During the COVID-19 pandemic, many Autistic people have said that they have been able to socialise and keep up with friends more than they did pre-pandemic. Not having to go into the office and/or commute means there’s more mental energy for time with friends, and its online nature (including online quizzes, virtual pubs, and gaming) means that participation is far easier, so they feel more connected. I know I’ve socialised more with some of my non-Autistic ‘mum friends’ far more regularly than I would if it was in person.

When we branch out of the digital realm and meet fellow Autistics in person, we rarely have the same level of awkwardness, anxiety, and misunderstanding as we do when we try to socialise with non-Autistics. This is seemingly at odds with the assumptions non-Autistics have of us which were discussed at the start of this article, and is why Autistics believe that it’s not completely accurate to state that we have social communication difficulties, rather social communication differences. We can often communicate extremely well with others who share our neurotype, regardless of whether or not we speak. We may not always understand what non-Autistic people are trying to communicate, but actually they also don’t understand us. Communication is a two-way street, and of course we’re going to be exhausted by trying to maintain friendships with non-Autistics who expect us to walk a ‘one-way road’ to communicative harmony: at least meet us half-way!

Don’t assume that Autistic people have no desire to make friends. Educate people when they claim that Autistic people cannot make friends. Understand that online friendship and companionship is valid, and can be just as fulfilling (if not more so) than in-person relationships, particularly for Autistics. On this International Day of Friendship, if you are friends with a neurodivergent person, ask yourself: are you making them do all of the work? Are you expecting them to change their communication style without thinking about adapting your own? Do you make assumptions about their abilities, needs and desires based on their neurotype? If so, please consider whether or not you could help your friend further and make life easier for them. And please, at the very least, meet them half-way.
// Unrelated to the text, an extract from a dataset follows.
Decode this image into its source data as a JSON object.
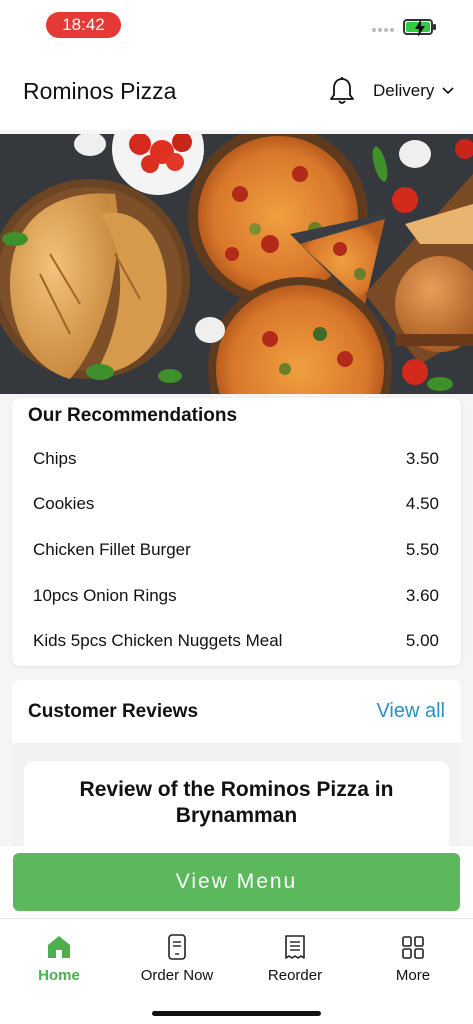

Online Focus Group: Impact of the COVID Crisis – The Positives and Negatives (Autistics and Allies)

Our first Autistic and Ally focus group is about the Impact of the COVID Crisis – The Positives and Negatives:
 
We want to know:
  • What was your best experience during the crisis?
  • What was your worst experience during the crisis?
  • What do you want to see happen post COVID?
  • What don’t you want to see post COVID?

If you’re interested in this and future focus groups, please follow the website link and complete the registration form.

Online Focus Group: Impact of the COVID Crisis – The Positives and Negatives (Autistics Only)

Our first Autistic only focus group is about the Impact of the COVID Crisis – The Positives and Negatives:
 
We want to know:
  • What was your best experience during the crisis?
  • What was your worst experience during the crisis?
  • What do you want to see happen post COVID?
  • What don’t you want to see post COVID?

If you’re interested in this and future focus groups, please follow the website link and complete the registration form.